For purposes of the FBAR requirements, a "U.S. person" means a citizen or resident of the United States, or a person in and doing business in the United States. It is not limited to individuals and includes partnerships and corporations. You may be a "U.S. person" if you are in the country even for a short time.
Other reporting requirements may also apply, such as forms that must be filed by taxpayers
with interests in foreign companies. It's important to keep in mind that these requirements don't just apply to international business moguls: U.S. persons involved in international family businesses or rental properties may also be subject to the reporting requirements.
Outside of the amnesty program, there are significant financial penalties for failing to comply with income and account reporting laws. There is also a danger of criminal prosecution.
Taxpayers who comply with the amnesty program may be eligible for a significant reduction in penalties. Additionally, taxpayers who comply can avoid criminal prosecution. To participate in the disclosure program, taxpayers must file all tax returns and pay taxes, interest and accuracy-related penalties for the tax years 2003 through 2010. The deadline for the initiative is Aug. 31, 2011.
Taxpayers who have been notified by the IRS that they are currently being investigated for not previously revealing foreign accounts or undisclosed foreign entities will not be eligible for the program. This includes taxpayers under civil or criminal investigation. Similarly, taxpayers who previously participated in the 2009 amnesty program are not eligible for the 2011 program.
The IRS plans to continue to enforce tax secrecy laws and has increased the resources available to find taxpayers with offshore accounts. IRS Commissioner Doug Shulman has made offshore account reporting a priority in his administration following high profile (and highly successful) investigations at the Swiss-based bank, UBS, and British-based bank, HSBC.

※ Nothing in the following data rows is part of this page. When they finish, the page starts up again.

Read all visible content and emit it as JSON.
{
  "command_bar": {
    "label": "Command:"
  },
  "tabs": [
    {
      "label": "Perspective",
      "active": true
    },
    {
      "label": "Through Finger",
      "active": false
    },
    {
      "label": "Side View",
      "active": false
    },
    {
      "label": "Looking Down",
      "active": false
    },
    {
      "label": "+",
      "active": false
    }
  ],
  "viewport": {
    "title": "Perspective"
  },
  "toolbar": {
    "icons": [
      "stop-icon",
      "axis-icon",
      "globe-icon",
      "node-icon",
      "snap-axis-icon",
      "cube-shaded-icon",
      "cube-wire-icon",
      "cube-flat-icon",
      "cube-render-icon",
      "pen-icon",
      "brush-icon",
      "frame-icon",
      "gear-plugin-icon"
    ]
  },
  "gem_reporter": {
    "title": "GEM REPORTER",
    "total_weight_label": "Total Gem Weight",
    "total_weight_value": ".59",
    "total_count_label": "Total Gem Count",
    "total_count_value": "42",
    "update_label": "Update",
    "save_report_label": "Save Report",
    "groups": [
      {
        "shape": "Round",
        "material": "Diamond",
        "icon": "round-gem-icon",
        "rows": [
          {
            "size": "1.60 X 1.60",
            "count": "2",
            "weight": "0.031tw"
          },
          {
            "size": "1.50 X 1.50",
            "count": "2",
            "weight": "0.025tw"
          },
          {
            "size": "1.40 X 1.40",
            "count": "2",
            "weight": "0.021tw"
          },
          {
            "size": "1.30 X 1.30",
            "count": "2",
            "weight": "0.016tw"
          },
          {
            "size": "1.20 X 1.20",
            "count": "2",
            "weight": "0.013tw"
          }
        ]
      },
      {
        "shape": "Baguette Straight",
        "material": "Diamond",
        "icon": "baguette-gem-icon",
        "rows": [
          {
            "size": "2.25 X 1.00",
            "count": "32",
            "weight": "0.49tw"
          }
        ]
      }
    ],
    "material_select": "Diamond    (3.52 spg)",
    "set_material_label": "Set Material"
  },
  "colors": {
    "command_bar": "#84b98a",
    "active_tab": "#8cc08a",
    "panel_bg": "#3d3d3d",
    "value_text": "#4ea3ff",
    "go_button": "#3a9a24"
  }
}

Shulman encourages taxpayers to come forward -- before the IRS finds them -- saying:
The decision to offer a second amnesty program follows continuing interest from taxpayers with foreign accounts. The first special voluntary disclosure program, in 2009, resulted in 15,000 voluntary disclosures. In contrast, since that time, only about 3,000 taxpayers have come forward.
"As we continue to amass more information and pursue more people internationally, the risk to individuals hiding assets offshore is increasing. This new effort gives those hiding money in foreign accounts a tough, fair way to resolve their tax problems once and for all. And it gives people a chance to come in before we find them."
The IRS has dedicated a section on its website to the program with information in eight languages -- Chinese, German, Korean, Spanish, Farsi, Hindi, Russian and Vietnamese. Taxpayers can find a series of questions and answers on the site as well as details on how to make a voluntary disclosure; taxpayers are encouraged to contact the IRS or their tax professional for more information about the program.
The key to the second (and final) amnesty program is becoming compliant. The IRS is serious about offshore accounts and has said publicly that things are going to get more, not less, difficult for taxpayers who fail to take advantage of the program. Shulman warns that this is the last chance for affected taxpayers to get a break. In his statement, Shulman noted:
"As I've said all along, the goal is to get people back into the U.S. tax system. Combating international tax evasion is a top priority for the IRS. We have additional cases and banks under review. The situation will just get worse in the months ahead for those hiding assets and income offshore. This new disclosure initiative is the last, best chance for people to get back into the system."